For those who wrote that I am selfish, shallow, need a good talking to, go ahead and think what you will. You all do not know the whole story. You only know what I wrote. All I will share with you is that I have a partial scholarship for my occupational therapy program and my parents offered to pay for the rest of the tuition. If I was asked to contribute, I gladly would. But my parents want me and my younger siblings to save as much as we can so that when we all do marry, we have some savings to start out life with.

I have begun to rethink my plans of living in Eretz Yisrael for the first couple of years of marriage. Yes, it would be wonderful to live there, but there are some great yeshivos here in New York, where my husband can learn and I can avoid the extra stress of being overseas. And, yes, that means coming to my parents for Shabbasos, and to the in-laws if possible, but I know my parents would insist on us coming, so I have no worries that a Shabbos will overburden them.

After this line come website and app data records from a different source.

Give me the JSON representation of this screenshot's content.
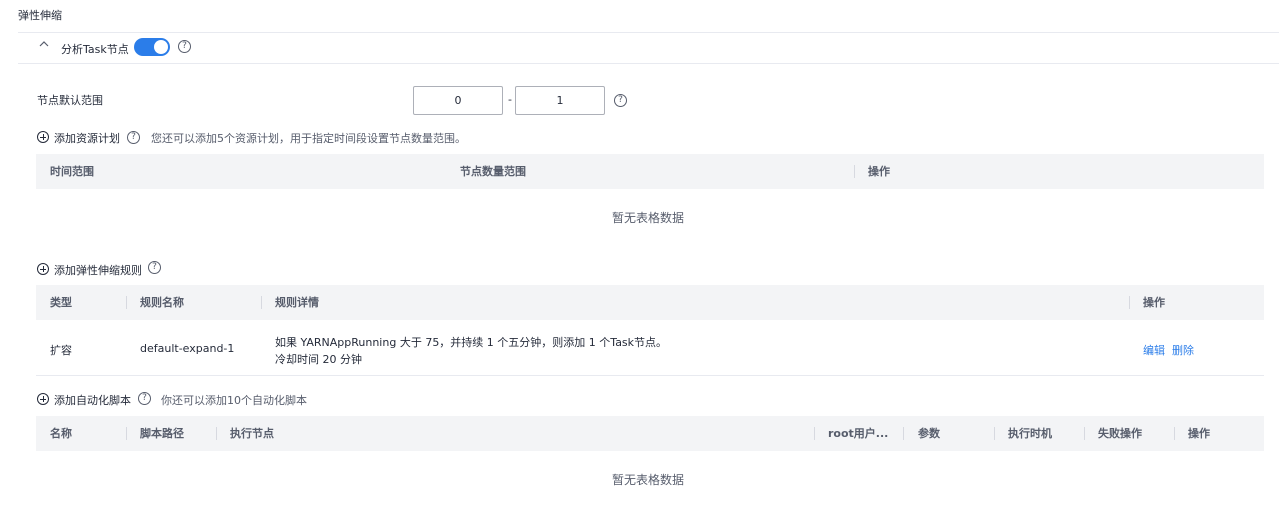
{
  "section_title": "弹性伸缩",
  "task_node": {
    "label": "分析Task节点",
    "enabled": true
  },
  "node_range": {
    "label": "节点默认范围",
    "min": "0",
    "dash": "-",
    "max": "1"
  },
  "resource_plan": {
    "add_label": "添加资源计划",
    "hint": "您还可以添加5个资源计划，用于指定时间段设置节点数量范围。",
    "columns": [
      "时间范围",
      "节点数量范围",
      "操作"
    ],
    "empty": "暂无表格数据"
  },
  "scaling_rules": {
    "add_label": "添加弹性伸缩规则",
    "columns": [
      "类型",
      "规则名称",
      "规则详情",
      "操作"
    ],
    "rows": [
      {
        "type": "扩容",
        "name": "default-expand-1",
        "detail_line1": "如果 YARNAppRunning 大于 75，并持续 1 个五分钟，则添加 1 个Task节点。",
        "detail_line2": "冷却时间 20 分钟",
        "edit": "编辑",
        "delete": "删除"
      }
    ]
  },
  "scripts": {
    "add_label": "添加自动化脚本",
    "hint": "你还可以添加10个自动化脚本",
    "columns": [
      "名称",
      "脚本路径",
      "执行节点",
      "root用户...",
      "参数",
      "执行时机",
      "失败操作",
      "操作"
    ],
    "empty": "暂无表格数据"
  },
  "icons": {
    "collapse": "chevron-up-icon",
    "help": "help-circle-icon",
    "add": "plus-circle-icon"
  },
  "colors": {
    "accent": "#2b7de9",
    "header_bg": "#f3f4f6"
  }
}
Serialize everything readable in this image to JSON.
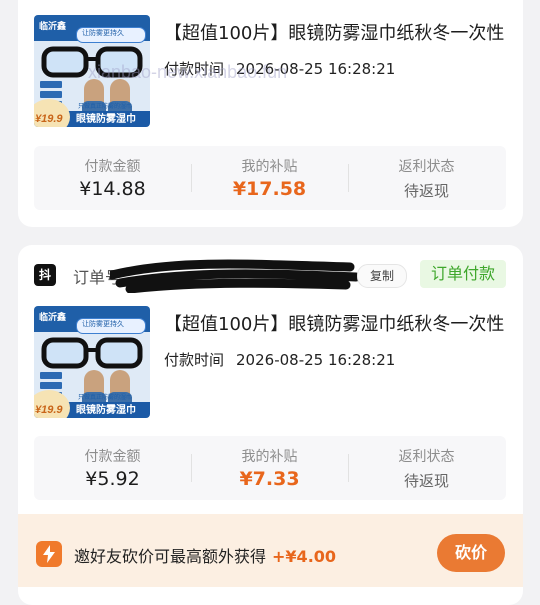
{
  "orders": [
    {
      "product": {
        "title": "【超值100片】眼镜防雾湿巾纸秋冬一次性",
        "thumb_brand": "临沂鑫",
        "thumb_slogan": "让防雾更持久",
        "thumb_footer": "眼镜防雾湿巾",
        "thumb_sub": "只做真正防雾的湿巾",
        "thumb_price": "¥19.9"
      },
      "pay_time_label": "付款时间",
      "pay_time": "2026-08-25 16:28:21",
      "stats": {
        "pay_amount_label": "付款金额",
        "pay_amount": "¥14.88",
        "subsidy_label": "我的补贴",
        "subsidy": "¥17.58",
        "rebate_label": "返利状态",
        "rebate": "待返现"
      }
    },
    {
      "platform_badge": "抖",
      "order_label": "订单号：",
      "copy_label": "复制",
      "status": "订单付款",
      "product": {
        "title": "【超值100片】眼镜防雾湿巾纸秋冬一次性",
        "thumb_brand": "临沂鑫",
        "thumb_slogan": "让防雾更持久",
        "thumb_footer": "眼镜防雾湿巾",
        "thumb_sub": "只做真正防雾的湿巾",
        "thumb_price": "¥19.9"
      },
      "pay_time_label": "付款时间",
      "pay_time": "2026-08-25 16:28:21",
      "stats": {
        "pay_amount_label": "付款金额",
        "pay_amount": "¥5.92",
        "subsidy_label": "我的补贴",
        "subsidy": "¥7.33",
        "rebate_label": "返利状态",
        "rebate": "待返现"
      }
    }
  ],
  "watermark": "xianbao-new.xianbao.fun",
  "invite": {
    "text": "邀好友砍价可最高额外获得",
    "amount": "+¥4.00",
    "button": "砍价",
    "icon": "lightning-icon"
  },
  "colors": {
    "accent": "#e8661c",
    "status_green": "#3fa72c",
    "invite_bg": "#fcefe2"
  }
}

I am making adjustments to the life I always dreamed of having, but it was only a dream put into my head and repeatedly drilled in by my teachers. If you don’t want your sons and daughters thinking that they are “entitled” to their parents’ finances, as one person wrote, then maybe the yeshivos should equally discuss what a rewarding life you can have being the wife of a teacher, accountant, plumber, lawyer, or doctor, and not set the kollel life on a pedestal for all of us to see and try to achieve. In today’s world, everything is expensive, and costs are only going up. But salaries remain the same. Is it a mitzvah to live a poor life, to literally struggle, and to worry about how the rent will get paid, and if there is enough money for milk for the baby or if I have to start mixing milk with water to save money, because that is the truth of it. I don’t want to literally struggle and worry if there is a chance that I don’t have to.

The “chance” was my parents. And I realize that many girls and guys do not come from the same type of family I do and aren’t helped financially or even emotionally. I know I’m lucky and I also know that I don’t think I was made to literally suffer. I am ready to sacrifice luxuries, but I was not raised knowing how to suffer and to live without essentials. This is who I am. I know it, my parents know it, my friends know it, and now all of you know it. Some were made for the very hard kollel life and can handle it. I am not. But I am not giving up on my dream altogether. I am making some adjustments. And that is where I will leave it.

Goldy, thank you for giving me the opportunity to respond, even though I honestly feel that I don’t owe anyone an explanation.



There you have it, folks – straight from Chaya herself. I felt she deserved a chance to respond to what others were writing (and saying) about her. Maybe some of us can better understand why Chaya thinks as she does and why others may, as well.

I want to wish Chaya and everyone else hatzlachah and brachah, along with mazal with whatever life path they choose.

Hatzlachah to you all.

Goldy Krantz  is an LMSW and a lifelong Queens resident, guest lecturer, and author of the shidduch dating book, The Best of My Worst and children’s book Where Has Zaidy Gone? She can be contacted at This email address is being protected from spambots. You need JavaScript enabled to view it..